Big Tech &
Amazon will establish a new headquarters for its Kuiper satellite broadband project (1 minute read)
Amazon has added a new HQ and R&D facility to its Kuiper project. Kuiper's aim is to provide internet connectivity to people who lack access. Other companies such as SpaceX, Google, and OneWeb are also launching satellites to provide global internet coverage. Kuiper has not released a timeline around deployment or availability for customers. Its new facilities are in Redmond, Washington, which is near Amazon's overall home base in Seattle. It will cover 219,000 square feet across two separate buildings. Kuiper team members will start moving into the new site sometime next year.
Google buys triple-A game dev Typhoon Studio to beef up Stadia (5 minute read)
Typhoon Studios has been acquired by Google's Stadia cloud gaming division as part of Google's plan to create exclusive content for the Stadia platform. The game studio is about to release its first game in January 2020. Typhoon Studios has built a team of industry veterans who have experience in building many triple-A games. Stadia was announced in March this year and launched with 22 games in mid-November. More games are being continually added, and Google will launch a broader service with more content in the coming months. In order for Stadia to stand out from competitors, it must produce more exclusive content and exploit features such as its Youtube social video technology.

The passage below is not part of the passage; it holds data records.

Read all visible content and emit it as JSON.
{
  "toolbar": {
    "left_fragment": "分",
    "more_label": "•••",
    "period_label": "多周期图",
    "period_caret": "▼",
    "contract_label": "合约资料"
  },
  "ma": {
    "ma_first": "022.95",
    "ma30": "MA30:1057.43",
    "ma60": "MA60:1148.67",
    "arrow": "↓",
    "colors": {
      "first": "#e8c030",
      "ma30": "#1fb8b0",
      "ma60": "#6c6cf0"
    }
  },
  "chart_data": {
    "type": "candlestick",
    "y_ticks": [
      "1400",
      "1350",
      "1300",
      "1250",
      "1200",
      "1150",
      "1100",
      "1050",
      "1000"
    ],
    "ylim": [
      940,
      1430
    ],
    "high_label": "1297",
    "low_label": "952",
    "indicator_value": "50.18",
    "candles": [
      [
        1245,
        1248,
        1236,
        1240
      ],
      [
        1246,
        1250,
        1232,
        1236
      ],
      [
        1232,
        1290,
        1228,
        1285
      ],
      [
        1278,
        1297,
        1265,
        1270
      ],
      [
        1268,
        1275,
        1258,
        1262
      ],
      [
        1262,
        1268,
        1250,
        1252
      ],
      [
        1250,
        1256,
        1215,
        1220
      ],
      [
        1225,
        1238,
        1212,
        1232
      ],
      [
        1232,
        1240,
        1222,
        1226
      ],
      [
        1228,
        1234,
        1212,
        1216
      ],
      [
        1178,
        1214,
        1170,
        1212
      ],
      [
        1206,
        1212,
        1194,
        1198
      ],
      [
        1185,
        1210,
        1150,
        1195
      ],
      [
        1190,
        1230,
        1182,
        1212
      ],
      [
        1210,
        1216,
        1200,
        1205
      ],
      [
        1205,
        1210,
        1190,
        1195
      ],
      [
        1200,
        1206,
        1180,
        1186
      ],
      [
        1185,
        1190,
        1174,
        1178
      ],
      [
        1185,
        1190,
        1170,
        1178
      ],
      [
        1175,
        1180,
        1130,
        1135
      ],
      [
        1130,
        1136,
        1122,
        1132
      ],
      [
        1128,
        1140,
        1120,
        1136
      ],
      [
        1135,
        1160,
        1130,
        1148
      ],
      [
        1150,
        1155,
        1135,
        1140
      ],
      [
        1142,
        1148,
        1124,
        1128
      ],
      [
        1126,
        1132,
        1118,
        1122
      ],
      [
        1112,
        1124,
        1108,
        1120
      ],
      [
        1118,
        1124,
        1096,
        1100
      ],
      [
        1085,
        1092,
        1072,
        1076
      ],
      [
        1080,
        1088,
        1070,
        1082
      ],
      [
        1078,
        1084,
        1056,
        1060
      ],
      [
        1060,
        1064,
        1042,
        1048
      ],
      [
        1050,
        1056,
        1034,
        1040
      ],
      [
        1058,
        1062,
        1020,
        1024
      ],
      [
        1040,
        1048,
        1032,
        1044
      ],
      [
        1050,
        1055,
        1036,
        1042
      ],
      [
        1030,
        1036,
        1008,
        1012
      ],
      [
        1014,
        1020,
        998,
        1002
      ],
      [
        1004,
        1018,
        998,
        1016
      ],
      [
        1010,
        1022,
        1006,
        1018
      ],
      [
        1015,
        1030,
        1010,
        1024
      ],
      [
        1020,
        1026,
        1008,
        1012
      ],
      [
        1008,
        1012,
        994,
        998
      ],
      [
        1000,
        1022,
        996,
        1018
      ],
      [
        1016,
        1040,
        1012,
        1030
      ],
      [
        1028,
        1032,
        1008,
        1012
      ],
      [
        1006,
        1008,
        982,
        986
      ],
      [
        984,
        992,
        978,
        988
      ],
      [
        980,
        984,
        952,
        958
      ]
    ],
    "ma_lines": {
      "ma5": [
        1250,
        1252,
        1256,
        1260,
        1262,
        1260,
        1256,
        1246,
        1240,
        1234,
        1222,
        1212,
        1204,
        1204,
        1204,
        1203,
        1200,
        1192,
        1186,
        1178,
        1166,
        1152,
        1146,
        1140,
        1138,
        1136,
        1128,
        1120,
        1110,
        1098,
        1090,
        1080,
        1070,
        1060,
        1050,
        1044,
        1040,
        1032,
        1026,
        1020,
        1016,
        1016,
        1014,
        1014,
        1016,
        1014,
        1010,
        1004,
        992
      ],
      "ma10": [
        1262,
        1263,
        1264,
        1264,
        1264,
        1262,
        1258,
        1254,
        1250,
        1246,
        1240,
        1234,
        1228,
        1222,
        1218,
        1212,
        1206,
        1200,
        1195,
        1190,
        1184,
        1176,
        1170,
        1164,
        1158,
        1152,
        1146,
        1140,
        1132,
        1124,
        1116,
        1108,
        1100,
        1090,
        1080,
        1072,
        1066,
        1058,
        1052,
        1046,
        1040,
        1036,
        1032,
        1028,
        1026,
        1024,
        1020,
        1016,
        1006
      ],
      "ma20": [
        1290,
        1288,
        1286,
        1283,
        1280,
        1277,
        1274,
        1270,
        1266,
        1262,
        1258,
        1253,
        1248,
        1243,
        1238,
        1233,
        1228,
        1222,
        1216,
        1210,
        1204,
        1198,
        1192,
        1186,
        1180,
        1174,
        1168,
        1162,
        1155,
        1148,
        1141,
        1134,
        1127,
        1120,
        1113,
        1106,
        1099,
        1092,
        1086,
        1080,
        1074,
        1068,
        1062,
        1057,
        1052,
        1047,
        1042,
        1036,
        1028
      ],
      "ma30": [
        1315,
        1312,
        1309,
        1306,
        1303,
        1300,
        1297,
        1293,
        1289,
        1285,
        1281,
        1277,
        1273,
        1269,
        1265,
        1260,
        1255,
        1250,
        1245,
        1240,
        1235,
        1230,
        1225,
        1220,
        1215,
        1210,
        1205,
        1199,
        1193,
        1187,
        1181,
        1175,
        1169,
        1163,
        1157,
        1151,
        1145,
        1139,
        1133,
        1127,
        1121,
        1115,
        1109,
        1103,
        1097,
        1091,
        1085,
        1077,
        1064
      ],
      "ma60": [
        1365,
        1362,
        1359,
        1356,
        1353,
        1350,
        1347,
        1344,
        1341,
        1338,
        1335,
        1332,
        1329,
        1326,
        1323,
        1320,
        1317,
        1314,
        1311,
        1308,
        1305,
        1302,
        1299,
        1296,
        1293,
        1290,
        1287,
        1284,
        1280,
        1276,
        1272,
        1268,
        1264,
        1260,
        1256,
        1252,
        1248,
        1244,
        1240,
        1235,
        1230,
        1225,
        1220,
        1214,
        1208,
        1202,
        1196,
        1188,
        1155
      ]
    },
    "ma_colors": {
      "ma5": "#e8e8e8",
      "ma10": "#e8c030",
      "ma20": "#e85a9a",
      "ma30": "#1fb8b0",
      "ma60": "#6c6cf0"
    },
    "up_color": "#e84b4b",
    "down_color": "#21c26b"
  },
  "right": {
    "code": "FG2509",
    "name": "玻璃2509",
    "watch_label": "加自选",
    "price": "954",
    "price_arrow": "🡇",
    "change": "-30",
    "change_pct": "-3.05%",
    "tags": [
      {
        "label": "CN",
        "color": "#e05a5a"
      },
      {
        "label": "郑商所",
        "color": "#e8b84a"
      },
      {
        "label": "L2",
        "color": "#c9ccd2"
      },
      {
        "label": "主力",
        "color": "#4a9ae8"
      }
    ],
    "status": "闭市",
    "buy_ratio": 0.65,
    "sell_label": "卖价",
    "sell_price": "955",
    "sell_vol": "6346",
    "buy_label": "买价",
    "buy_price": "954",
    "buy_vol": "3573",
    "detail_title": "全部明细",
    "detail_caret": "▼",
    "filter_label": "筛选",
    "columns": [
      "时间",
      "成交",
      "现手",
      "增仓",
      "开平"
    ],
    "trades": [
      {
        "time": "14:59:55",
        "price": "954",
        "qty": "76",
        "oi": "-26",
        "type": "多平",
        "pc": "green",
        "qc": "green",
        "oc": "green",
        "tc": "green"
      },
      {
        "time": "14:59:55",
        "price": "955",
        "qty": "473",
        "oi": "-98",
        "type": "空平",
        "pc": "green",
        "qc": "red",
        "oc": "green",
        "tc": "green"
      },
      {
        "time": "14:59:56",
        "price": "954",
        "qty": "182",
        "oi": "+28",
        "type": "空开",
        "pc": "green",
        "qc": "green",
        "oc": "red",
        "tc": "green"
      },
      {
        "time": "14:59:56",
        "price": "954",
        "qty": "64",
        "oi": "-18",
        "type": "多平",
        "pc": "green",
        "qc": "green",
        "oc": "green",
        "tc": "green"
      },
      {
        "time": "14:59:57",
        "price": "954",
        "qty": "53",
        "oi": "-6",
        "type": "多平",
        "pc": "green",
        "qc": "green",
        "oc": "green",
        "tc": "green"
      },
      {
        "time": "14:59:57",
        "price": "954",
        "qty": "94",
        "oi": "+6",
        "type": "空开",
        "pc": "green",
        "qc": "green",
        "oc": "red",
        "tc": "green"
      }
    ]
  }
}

Robert Downey Jr.'s Series on AI Is Available on YouTube Right Now (2 minute read)
YouTube has released its new documentary series, The Age of AI. It is produced, hosted, and narrated by Robert Downey Jr. The series is eight episodes long and it looks into the future of technology and the possibilities of AI in the most humane way possible. RDJ debunks every myth about machine learning and artificial intelligence and offers insight into the latest advancements in the field. Google has recently made YouTube Originals free to watch. YouTube Premium subscribers can watch the entire show right away, while free users will have to wait a week for each new episode. A trailer for the show is available in the article.
How a Whale Crashed Bitcoin to Sub-$7,000 Overnight (3 minute read)
Scammers who had duped investors of more than $2 billion in bitcoin recently started selling their coins via over-the-counter markets. This resulted in a domino effect, causing mass liquidations in the market, which led to bitcoin's price dropping to below $7,000 within 30 minutes. Some of the scammers have been selling their coins since June when bitcoin reached its year-to-date high of around $14,000. Around the same time, Chinese authorities detained some of the people suspected of being involved with the PlusToken scam. The scammers still have a large amount of bitcoin yet unliquidated, so there is a chance that they may continue selling and push the market down further.
Programming, Design & Data Science
State of JS (Website)
This is my new favorite (free)
GitHub Actions is a continuous integration tool that also works as a general-purpose code execution platform. It is built into a website that people use to manage their everyday projects. Projects can be deployed and run using GitHub Actions. This tutorial will show you how to build a weather bot and deploy it using GitHub Actions. It will show you how to securely store environment variables, configure details within repositories, and more.
Twelve Million Phones, One Dataset, Zero Privacy (20 minute read)
Every moment, companies are tracking the movements of millions of mobile phones and storing them in gigantic data files. One of these files holds more than 50 billion location pings from more than 12 million Americans over several months between 2016 and 2017. People who have access to this data can see every place that an individual has been. The dataset discussed in the article is just a small sample of what is collected. This kind of precise, always-on human tracking gives governments and corporations huge amounts of power, and it is perfectly legal to collect and sell all this information. The data is only policed through internal company policies and the decency of individual employees. People are placing blind faith in companies who claim that the data they collect is secure and only shared with vetted partners. Even if companies are acting with the highest moral standards, data can be stolen.
No TLDR Originals for 2019-12-20